### Your goal
Could you please retype all of the entries exactly as they appear?

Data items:
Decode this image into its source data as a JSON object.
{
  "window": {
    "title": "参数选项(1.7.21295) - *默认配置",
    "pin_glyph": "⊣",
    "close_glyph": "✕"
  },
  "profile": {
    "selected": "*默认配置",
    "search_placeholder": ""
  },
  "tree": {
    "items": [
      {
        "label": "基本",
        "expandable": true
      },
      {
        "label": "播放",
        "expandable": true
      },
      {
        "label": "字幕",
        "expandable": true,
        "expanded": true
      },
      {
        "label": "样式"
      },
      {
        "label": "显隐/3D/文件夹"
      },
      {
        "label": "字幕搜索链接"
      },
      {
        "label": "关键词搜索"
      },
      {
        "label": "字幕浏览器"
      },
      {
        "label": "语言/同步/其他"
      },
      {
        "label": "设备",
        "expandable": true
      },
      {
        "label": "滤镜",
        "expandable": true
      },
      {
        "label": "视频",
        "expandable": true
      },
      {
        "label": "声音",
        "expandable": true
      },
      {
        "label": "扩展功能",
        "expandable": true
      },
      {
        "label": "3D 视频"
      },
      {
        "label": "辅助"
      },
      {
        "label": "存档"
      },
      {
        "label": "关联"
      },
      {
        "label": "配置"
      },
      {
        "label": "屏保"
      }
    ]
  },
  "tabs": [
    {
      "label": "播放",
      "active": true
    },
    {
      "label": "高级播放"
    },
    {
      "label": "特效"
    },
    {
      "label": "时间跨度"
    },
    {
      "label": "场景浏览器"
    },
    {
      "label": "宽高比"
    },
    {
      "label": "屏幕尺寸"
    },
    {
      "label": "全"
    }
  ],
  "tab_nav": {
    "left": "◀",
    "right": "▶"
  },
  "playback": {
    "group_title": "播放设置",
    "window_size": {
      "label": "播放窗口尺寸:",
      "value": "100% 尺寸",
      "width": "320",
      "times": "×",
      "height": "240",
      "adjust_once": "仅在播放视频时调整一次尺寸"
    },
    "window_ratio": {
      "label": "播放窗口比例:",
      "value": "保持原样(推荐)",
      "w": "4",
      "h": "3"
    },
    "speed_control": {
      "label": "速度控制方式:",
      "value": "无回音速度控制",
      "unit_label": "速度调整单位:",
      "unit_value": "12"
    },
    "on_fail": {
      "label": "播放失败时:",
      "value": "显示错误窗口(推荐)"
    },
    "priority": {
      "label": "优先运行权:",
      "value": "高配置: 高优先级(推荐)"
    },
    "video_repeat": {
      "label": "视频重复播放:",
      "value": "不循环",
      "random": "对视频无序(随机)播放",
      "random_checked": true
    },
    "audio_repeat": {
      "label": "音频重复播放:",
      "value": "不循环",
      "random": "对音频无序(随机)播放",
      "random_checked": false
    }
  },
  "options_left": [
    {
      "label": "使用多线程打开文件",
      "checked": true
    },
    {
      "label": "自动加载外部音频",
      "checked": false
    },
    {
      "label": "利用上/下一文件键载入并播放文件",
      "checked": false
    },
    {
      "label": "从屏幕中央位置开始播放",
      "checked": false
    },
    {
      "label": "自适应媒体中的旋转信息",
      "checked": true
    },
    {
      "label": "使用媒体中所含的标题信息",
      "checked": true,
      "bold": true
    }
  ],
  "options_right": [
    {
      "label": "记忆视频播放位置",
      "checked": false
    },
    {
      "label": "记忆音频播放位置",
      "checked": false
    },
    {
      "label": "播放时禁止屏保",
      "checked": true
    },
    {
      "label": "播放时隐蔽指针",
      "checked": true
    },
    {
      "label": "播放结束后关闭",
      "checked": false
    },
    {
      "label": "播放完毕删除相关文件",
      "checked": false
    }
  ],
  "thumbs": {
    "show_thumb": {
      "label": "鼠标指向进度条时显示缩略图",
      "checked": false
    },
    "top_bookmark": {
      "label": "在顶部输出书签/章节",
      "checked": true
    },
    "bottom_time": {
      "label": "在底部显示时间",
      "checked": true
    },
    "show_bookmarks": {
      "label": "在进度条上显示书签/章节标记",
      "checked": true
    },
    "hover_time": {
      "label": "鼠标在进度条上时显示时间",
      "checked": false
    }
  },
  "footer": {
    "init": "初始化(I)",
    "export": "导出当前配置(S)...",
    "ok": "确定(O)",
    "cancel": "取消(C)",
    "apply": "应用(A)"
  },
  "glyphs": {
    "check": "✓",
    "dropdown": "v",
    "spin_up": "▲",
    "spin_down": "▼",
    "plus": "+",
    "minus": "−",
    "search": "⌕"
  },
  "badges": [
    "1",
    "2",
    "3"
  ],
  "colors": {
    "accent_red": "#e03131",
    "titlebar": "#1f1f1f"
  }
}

### Task response
Decode this image into its source data as a JSON object.
{
  "window": {
    "title": "参数选项(1.7.21295) - *默认配置",
    "pin_glyph": "⊣",
    "close_glyph": "✕"
  },
  "profile": {
    "selected": "*默认配置",
    "search_placeholder": ""
  },
  "tree": {
    "items": [
      {
        "label": "基本",
        "expandable": true
      },
      {
        "label": "播放",
        "expandable": true
      },
      {
        "label": "字幕",
        "expandable": true,
        "expanded": true
      },
      {
        "label": "样式"
      },
      {
        "label": "显隐/3D/文件夹"
      },
      {
        "label": "字幕搜索链接"
      },
      {
        "label": "关键词搜索"
      },
      {
        "label": "字幕浏览器"
      },
      {
        "label": "语言/同步/其他"
      },
      {
        "label": "设备",
        "expandable": true
      },
      {
        "label": "滤镜",
        "expandable": true
      },
      {
        "label": "视频",
        "expandable": true
      },
      {
        "label": "声音",
        "expandable": true
      },
      {
        "label": "扩展功能",
        "expandable": true
      },
      {
        "label": "3D 视频"
      },
      {
        "label": "辅助"
      },
      {
        "label": "存档"
      },
      {
        "label": "关联"
      },
      {
        "label": "配置"
      },
      {
        "label": "屏保"
      }
    ]
  },
  "tabs": [
    {
      "label": "播放",
      "active": true
    },
    {
      "label": "高级播放"
    },
    {
      "label": "特效"
    },
    {
      "label": "时间跨度"
    },
    {
      "label": "场景浏览器"
    },
    {
      "label": "宽高比"
    },
    {
      "label": "屏幕尺寸"
    },
    {
      "label": "全"
    }
  ],
  "tab_nav": {
    "left": "◀",
    "right": "▶"
  },
  "playback": {
    "group_title": "播放设置",
    "window_size": {
      "label": "播放窗口尺寸:",
      "value": "100% 尺寸",
      "width": "320",
      "times": "×",
      "height": "240",
      "adjust_once": "仅在播放视频时调整一次尺寸"
    },
    "window_ratio": {
      "label": "播放窗口比例:",
      "value": "保持原样(推荐)",
      "w": "4",
      "h": "3"
    },
    "speed_control": {
      "label": "速度控制方式:",
      "value": "无回音速度控制",
      "unit_label": "速度调整单位:",
      "unit_value": "12"
    },
    "on_fail": {
      "label": "播放失败时:",
      "value": "显示错误窗口(推荐)"
    },
    "priority": {
      "label": "优先运行权:",
      "value": "高配置: 高优先级(推荐)"
    },
    "video_repeat": {
      "label": "视频重复播放:",
      "value": "不循环",
      "random": "对视频无序(随机)播放",
      "random_checked": true
    },
    "audio_repeat": {
      "label": "音频重复播放:",
      "value": "不循环",
      "random": "对音频无序(随机)播放",
      "random_checked": false
    }
  },
  "options_left": [
    {
      "label": "使用多线程打开文件",
      "checked": true
    },
    {
      "label": "自动加载外部音频",
      "checked": false
    },
    {
      "label": "利用上/下一文件键载入并播放文件",
      "checked": false
    },
    {
      "label": "从屏幕中央位置开始播放",
      "checked": false
    },
    {
      "label": "自适应媒体中的旋转信息",
      "checked": true
    },
    {
      "label": "使用媒体中所含的标题信息",
      "checked": true,
      "bold": true
    }
  ],
  "options_right": [
    {
      "label": "记忆视频播放位置",
      "checked": false
    },
    {
      "label": "记忆音频播放位置",
      "checked": false
    },
    {
      "label": "播放时禁止屏保",
      "checked": true
    },
    {
      "label": "播放时隐蔽指针",
      "checked": true
    },
    {
      "label": "播放结束后关闭",
      "checked": false
    },
    {
      "label": "播放完毕删除相关文件",
      "checked": false
    }
  ],
  "thumbs": {
    "show_thumb": {
      "label": "鼠标指向进度条时显示缩略图",
      "checked": false
    },
    "top_bookmark": {
      "label": "在顶部输出书签/章节",
      "checked": true
    },
    "bottom_time": {
      "label": "在底部显示时间",
      "checked": true
    },
    "show_bookmarks": {
      "label": "在进度条上显示书签/章节标记",
      "checked": true
    },
    "hover_time": {
      "label": "鼠标在进度条上时显示时间",
      "checked": false
    }
  },
  "footer": {
    "init": "初始化(I)",
    "export": "导出当前配置(S)...",
    "ok": "确定(O)",
    "cancel": "取消(C)",
    "apply": "应用(A)"
  },
  "glyphs": {
    "check": "✓",
    "dropdown": "v",
    "spin_up": "▲",
    "spin_down": "▼",
    "plus": "+",
    "minus": "−",
    "search": "⌕"
  },
  "badges": [
    "1",
    "2",
    "3"
  ],
  "colors": {
    "accent_red": "#e03131",
    "titlebar": "#1f1f1f"
  }
}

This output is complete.